Public housing benefits are rationed through wait lists. Theoretical work on public housing allocation has debated how much choice applicants should have over units, identifying a possible trade-off between efficiency and redistribution. This paper empirically establishes the existence and economic importance of this trade-off using wait list data from Cambridge, Massachusetts. I estimate a model of public housing preferences in a setting where heterogeneous apartments are rationed through waiting time. Eliminating choice would improve targeting but reduce tenant welfare by more than 30 percent.

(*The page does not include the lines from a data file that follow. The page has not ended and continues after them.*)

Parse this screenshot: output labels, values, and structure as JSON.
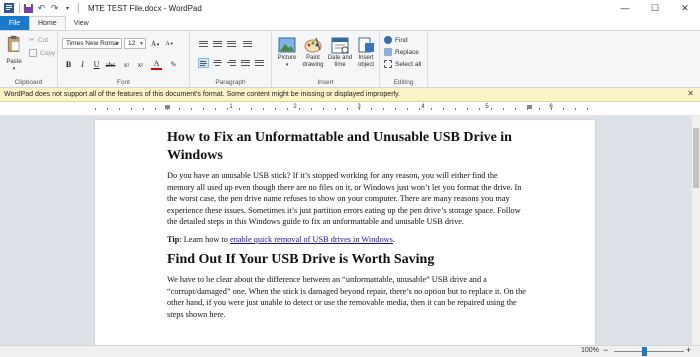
{
  "window": {
    "title": "MTE TEST File.docx - WordPad",
    "minimize": "—",
    "maximize": "☐",
    "close": "✕"
  },
  "tabs": [
    {
      "label": "File"
    },
    {
      "label": "Home"
    },
    {
      "label": "View"
    }
  ],
  "clipboard": {
    "paste": "Paste",
    "cut": "Cut",
    "copy": "Copy",
    "group": "Clipboard"
  },
  "font": {
    "family": "Times New Roma",
    "size": "12",
    "group": "Font"
  },
  "paragraph": {
    "group": "Paragraph"
  },
  "insert": {
    "picture": "Picture",
    "paint": "Paint drawing",
    "datetime": "Date and time",
    "object": "Insert object",
    "group": "Insert"
  },
  "editing": {
    "find": "Find",
    "replace": "Replace",
    "select_all": "Select all",
    "group": "Editing"
  },
  "infobar": {
    "message": "WordPad does not support all of the features of this document's format. Some content might be missing or displayed improperly.",
    "close": "✕"
  },
  "ruler": {
    "labels": [
      "1",
      "2",
      "3",
      "4",
      "5",
      "6"
    ]
  },
  "document": {
    "heading1": "How to Fix an Unformattable and Unusable USB Drive in Windows",
    "para1": "Do you have an unusable USB stick? If it’s stopped working for any reason, you will either find the memory all used up even though there are no files on it, or Windows just won’t let you format the drive. In the worst case, the pen drive name refuses to show on your computer. There are many reasons you may experience these issues. Sometimes it’s just partition errors eating up the pen drive’s storage space. Follow the detailed steps in this Windows guide to fix an unformattable and unusable USB drive.",
    "tip_label": "Tip",
    "tip_text": ": Learn how to ",
    "tip_link": "enable quick removal of USB drives in Windows",
    "tip_end": ".",
    "heading2": "Find Out If Your USB Drive is Worth Saving",
    "para2": "We have to be clear about the difference between an “unformattable, unusable” USB drive and a “corrupt/damaged” one. When the stick is damaged beyond repair, there’s no option but to replace it. On the other hand, if you were just unable to detect or use the removable media, then it can be repaired using the steps shown here."
  },
  "status": {
    "zoom": "100%",
    "zoom_level": 1.0,
    "minus": "−",
    "plus": "+"
  },
  "colors": {
    "accent": "#1979ca",
    "infobar": "#fcf3c6",
    "doc_bg": "#dde2e9"
  }
}
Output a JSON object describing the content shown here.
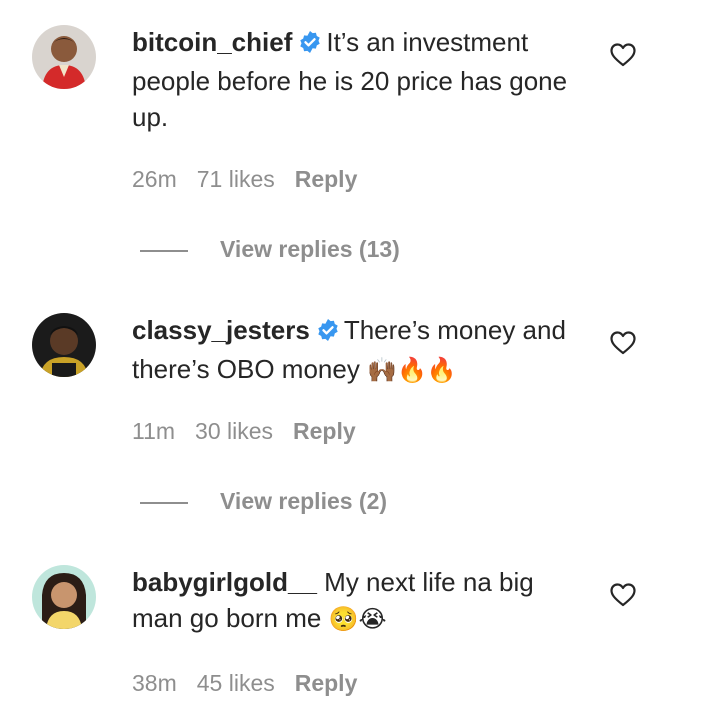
{
  "comments": [
    {
      "username": "bitcoin_chief",
      "text": "It’s an investment people before he is 20 price has gone up.",
      "time": "26m",
      "likes": "71 likes",
      "reply_label": "Reply",
      "view_replies": "View replies (13)",
      "verified": true
    },
    {
      "username": "classy_jesters",
      "text": "There’s money and there’s OBO money",
      "emojis": "🙌🏾🔥🔥",
      "time": "11m",
      "likes": "30 likes",
      "reply_label": "Reply",
      "view_replies": "View replies (2)",
      "verified": true
    },
    {
      "username": "babygirlgold__",
      "text": "My next life na big man go born me",
      "emojis": "🥺😭",
      "time": "38m",
      "likes": "45 likes",
      "reply_label": "Reply",
      "verified": false
    }
  ],
  "colors": {
    "verified_badge": "#3897f0",
    "meta_text": "#8e8e8e",
    "body_text": "#262626"
  },
  "icons": [
    "verified-badge-icon",
    "heart-icon"
  ]
}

Such a change is only justified on targeting grounds by a strong social preference for redistribution.
ASJC Scopus subject areas
- Economics and Econometrics